Paying off your security debts
Nick Barron, security consultant
There are some interesting ideas bouncing around on the concept of technical debt and security debt.
The world of economics might seem an unlikely area to find inspiration for information security issues, but it has been a major source of interesting research. A recent paper by Ollie Whitehouse of Recx on the subject of “security debt” (www.recx.co.uk/papers.php) adds to this body of research.
Software developers and other engineers are well aware of the idea of technical debt, even if they don't call it that. The basic idea is very simple: as you develop a product there are often compromises made to get things released on time or to budget. These compromises accrue as a “debt” that needs to be paid off with future work to fix the issue properly.

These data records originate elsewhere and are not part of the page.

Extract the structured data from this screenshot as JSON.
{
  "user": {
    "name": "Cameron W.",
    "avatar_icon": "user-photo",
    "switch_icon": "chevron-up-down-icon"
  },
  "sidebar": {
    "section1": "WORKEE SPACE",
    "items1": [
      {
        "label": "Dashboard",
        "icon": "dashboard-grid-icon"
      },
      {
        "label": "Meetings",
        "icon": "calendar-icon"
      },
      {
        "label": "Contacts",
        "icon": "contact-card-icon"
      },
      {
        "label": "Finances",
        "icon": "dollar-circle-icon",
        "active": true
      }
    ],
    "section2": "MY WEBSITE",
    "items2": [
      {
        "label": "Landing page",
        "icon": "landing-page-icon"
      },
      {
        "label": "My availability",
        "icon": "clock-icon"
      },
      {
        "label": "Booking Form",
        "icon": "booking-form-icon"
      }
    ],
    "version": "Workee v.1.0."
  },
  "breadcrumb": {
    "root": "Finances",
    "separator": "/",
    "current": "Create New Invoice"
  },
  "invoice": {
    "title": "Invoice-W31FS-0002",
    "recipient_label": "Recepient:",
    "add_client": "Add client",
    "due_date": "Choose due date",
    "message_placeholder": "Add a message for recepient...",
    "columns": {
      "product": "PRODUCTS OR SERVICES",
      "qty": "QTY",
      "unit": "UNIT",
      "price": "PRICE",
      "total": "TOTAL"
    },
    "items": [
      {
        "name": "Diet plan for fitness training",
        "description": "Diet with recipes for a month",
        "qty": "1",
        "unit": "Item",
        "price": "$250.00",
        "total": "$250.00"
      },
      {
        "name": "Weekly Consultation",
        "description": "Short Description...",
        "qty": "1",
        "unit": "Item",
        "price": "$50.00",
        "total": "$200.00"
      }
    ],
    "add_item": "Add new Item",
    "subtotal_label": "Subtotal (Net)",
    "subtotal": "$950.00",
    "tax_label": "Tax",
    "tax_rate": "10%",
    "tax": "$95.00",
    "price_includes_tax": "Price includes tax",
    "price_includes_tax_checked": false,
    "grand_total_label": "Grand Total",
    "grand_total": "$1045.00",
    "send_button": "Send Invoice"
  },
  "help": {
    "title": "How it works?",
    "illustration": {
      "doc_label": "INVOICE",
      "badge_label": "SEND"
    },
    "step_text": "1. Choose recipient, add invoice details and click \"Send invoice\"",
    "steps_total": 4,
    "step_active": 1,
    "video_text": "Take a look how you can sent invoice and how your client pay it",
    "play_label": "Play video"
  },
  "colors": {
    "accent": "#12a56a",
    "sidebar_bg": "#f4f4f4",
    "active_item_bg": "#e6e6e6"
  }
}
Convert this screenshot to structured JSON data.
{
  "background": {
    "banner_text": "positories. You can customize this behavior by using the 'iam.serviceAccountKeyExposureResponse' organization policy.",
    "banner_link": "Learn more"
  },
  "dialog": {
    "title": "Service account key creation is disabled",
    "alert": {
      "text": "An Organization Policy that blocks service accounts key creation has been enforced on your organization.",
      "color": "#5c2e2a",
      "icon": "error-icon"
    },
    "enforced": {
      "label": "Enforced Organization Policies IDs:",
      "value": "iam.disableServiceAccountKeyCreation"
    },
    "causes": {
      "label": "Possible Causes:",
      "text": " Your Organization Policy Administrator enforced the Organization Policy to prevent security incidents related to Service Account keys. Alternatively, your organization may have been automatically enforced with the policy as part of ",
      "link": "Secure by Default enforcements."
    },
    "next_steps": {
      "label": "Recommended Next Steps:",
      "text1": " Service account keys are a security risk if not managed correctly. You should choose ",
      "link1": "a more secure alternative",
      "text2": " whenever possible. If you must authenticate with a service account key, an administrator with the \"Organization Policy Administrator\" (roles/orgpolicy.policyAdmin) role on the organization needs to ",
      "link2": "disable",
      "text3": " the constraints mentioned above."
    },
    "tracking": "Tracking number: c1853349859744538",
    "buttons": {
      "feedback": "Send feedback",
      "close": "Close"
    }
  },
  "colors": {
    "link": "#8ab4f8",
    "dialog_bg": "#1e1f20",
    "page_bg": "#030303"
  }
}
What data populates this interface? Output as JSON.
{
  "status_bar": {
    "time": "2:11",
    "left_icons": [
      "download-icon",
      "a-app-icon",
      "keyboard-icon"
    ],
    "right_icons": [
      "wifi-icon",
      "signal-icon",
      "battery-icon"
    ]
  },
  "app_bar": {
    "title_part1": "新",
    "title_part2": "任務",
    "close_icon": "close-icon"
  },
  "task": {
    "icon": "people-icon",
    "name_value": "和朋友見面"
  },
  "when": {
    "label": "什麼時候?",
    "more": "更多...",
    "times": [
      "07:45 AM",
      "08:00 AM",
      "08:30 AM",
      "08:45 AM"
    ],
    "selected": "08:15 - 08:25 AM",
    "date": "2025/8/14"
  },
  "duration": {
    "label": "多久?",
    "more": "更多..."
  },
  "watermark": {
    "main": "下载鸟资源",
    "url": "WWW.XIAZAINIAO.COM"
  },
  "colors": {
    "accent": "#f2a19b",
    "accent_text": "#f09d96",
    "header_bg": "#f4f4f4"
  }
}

What tends to happen is that such technical debts build up gradually in the background until they reach critical mass, at which point the whole thing collapses and you suddenly find yourself, Wall Street-crash style, having to pay off a whole load of software debt you'd either ignored or not been aware of with little or no notice – of course, like the financial world, you may end up lumbered with technical debt that you inherited.
Security debt works in a similar fashion, but the results “pay” in terms of security vulnerabilities. Unfortunately, though, whereas every user of a software product acts as a technical debt detective, constantly moaning about broken or missing features, relatively few people outside the company will identify security debt (and, if they do, may consider it more valuable kept secret as a potential attack vector). Equally, if someone outside the business discovers technical debt, the impact is typically less severe than if they find security debt.
Issues from technical debt can often be worked around by users who are (relatively speaking) sympathetic, whereas the “users” of security debt problems are your attackers, and they're generally not interested in helping out.
Perhaps the most useful ideas introduced in the paper are those covering the ongoing management and payback of security debt. The idea of applying interest to security debt is particularly good. By gradually accruing more “cost” due to interest, less major but older vulnerabilities can find their way to the top of the fix-list if they're ignored for too long. I've used a similar idea myself to ensure old but low-priority things on my to-do list don't get ignored. This is a valuable method as it's all too common to find “unimportant” issues ignored for years on end, only to become the chink in the armour that let in an attacker (back in the days of the RTM worm, most of the backdoors used were known but considered unimportant and consequently ignored).
Of course, estimating any sort of debt exposure is more complicated than it first seems. In the financial markets major problems were caused by over-reliance on formulas such as Black–Scholes, and concepts like value-at-risk give a false air of confidence in estimates (although, arguably, this is the fault of the people interpreting the figures rather than the maths itself).
However, as Keynes put it: “I'd rather be roughly right than precisely wrong.” Getting a better if imprecise awareness of security debt and, most importantly, integrating its management and payoff with the development lifecycle of a product or ongoing review process of security systems, is a good step forward. While zero-day attacks and neat technical vulnerabilities tend to grab the headlines, novel concepts such as security debt have a much longer life and the potential to improve security across multiple products and threat types.
It's great to see this sort of thinking published and promoted freely. Thinking about and measuring security debt could significantly improve the appreciation of risks and their ongoing management. In security, as in finance, having an accurate picture of your real exposure is vital to properly appreciate the best areas in which to focus investment. Knowing how much debt you have is the first step in repaying it, whether it's paid back in money or security fixes.